Secondly, having a local guide is always beneficial when visiting a foreign country with many local, unspoken customs. Mo and Sherif shared stories about their lives and insight on daily life in Egypt. They guided us on how to behave and not to get ripped off while haggling. Third, there’s safety in numbers and our group helped each other out many times, besides being really fun to travel with. Lastly, we had a security guard ride with us in certain areas. We were told it was an added measure by the government just in case anything were to come up where we needed his assistance.
While it’s not mandatory to cover up in Egypt, it will certainly make you less of a target if you dress conservatively. Keep in mind that Islam is the dominant religion in Egypt with around 90% of the population. Walking around, most women are either completely covered up in a burqa (more so in the south) or have on a hijab (headscarf). As a foreign woman, if you show up in short shorts and a tank top, most men and women are not used to seeing so much skin and will stare. You will feel uncomfortable.
Our CEOs said it’s okay to wear whatever in touristy or in private places (the Pyramids, western hotels, felucca boat ride, etc.), but it’s recommended to cover up in local spots like markets, the train station, mosques (mandatory to cover shoulders and knees or they often give you a burqa to wear).
For this trip, I consciously chose to dress more conservatively than I normally would in 100+ degree weather. I’ve had many people ask me about this. It’s not that you can’t wear whatever you want, but it’s a sign of respect for Egyptians and their culture. I guarantee people will appreciate if you are aware of their local customs and dress. Also, you’ll avoid unwanted (negative) attention.
Don’t go out alone unnecessarily
Like traveling anywhere foreign, there’s safety in numbers. As someone who looks different, you’ll automatically stand out and attract attention.
If it’s a local place, people will stare but not bother you. Or ask for a selfie, which happened to me and my mom so many times! It’s generally harmless, but do err on the side of caution. If it’s a touristy place with many vendors, they’ll want you to buy things and will do whatever they can to get your attention.
Learn a few words in Arabic
It’s always helpful to know the local language wherever you go. People respect that. My go-tos in Egypt were hello (marhaba), thanks (shukran), no thanks (la shukran or just la!) and as-salaam alaikum (formal way of greeting or “peace be upon you).
I went to a very local market in Aswan with our CEO Sherif, and I think I was the only non-local person in the entire bazaar. Most of the vendors called me out and tried to get my attention. When I responded back in Arabic, they were surprised and were caught off guard. It felt like a game, similar to getting cat-called in NYC and responding with something witty. It was a bit exhausting to keep up, but this was a fun moment where I realized the vendors weren’t trying to be annoying.
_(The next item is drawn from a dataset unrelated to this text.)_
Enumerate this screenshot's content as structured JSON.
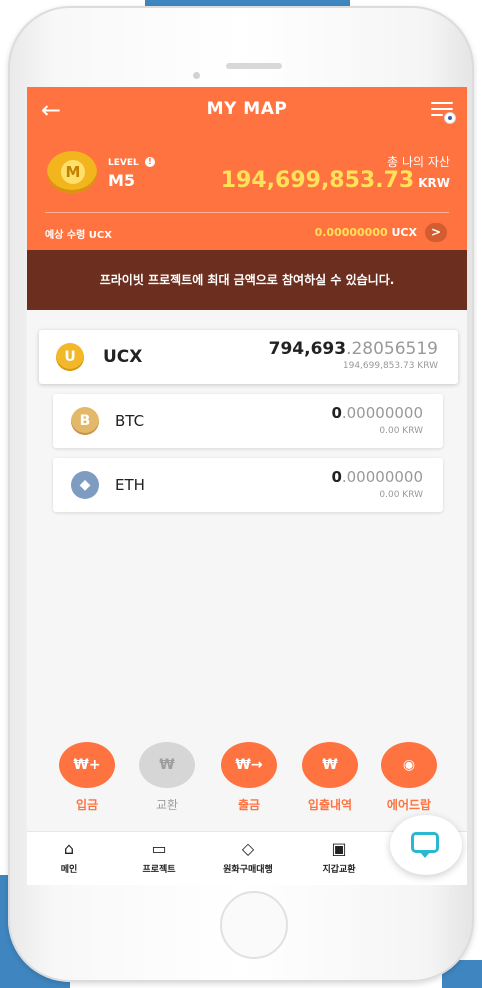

They just do whatever to get your attention, and sometimes it comes across as offensive from our point of view.
Walk with confidence
If you look weak and unsure, you’ll be an easy target. Even if you’re completely lost, walk with confidence and look like you know where you’re going. Then run into a shop and look up actual directions! To avoid vendor attention, don’t make any eye contact and and keep walking in your desired direction.
Summary for staying safe in Egypt
Like I said, I don’t think Egypt is for everyone. It’s very different than what most of us are used to growing up in the west and is not a comfortable place to travel to. However, those that do take the challenge will be pleasantly surprised, especially if you find ways to get off the tourist routes, which I’ll cover in a separate post! I especially loved traveling with my G Adventures group and would highly recommend their itinerary.
Thank you to G Adventures for hosting me and keeping me safe in Egypt. As always, all opinions and photos are my own.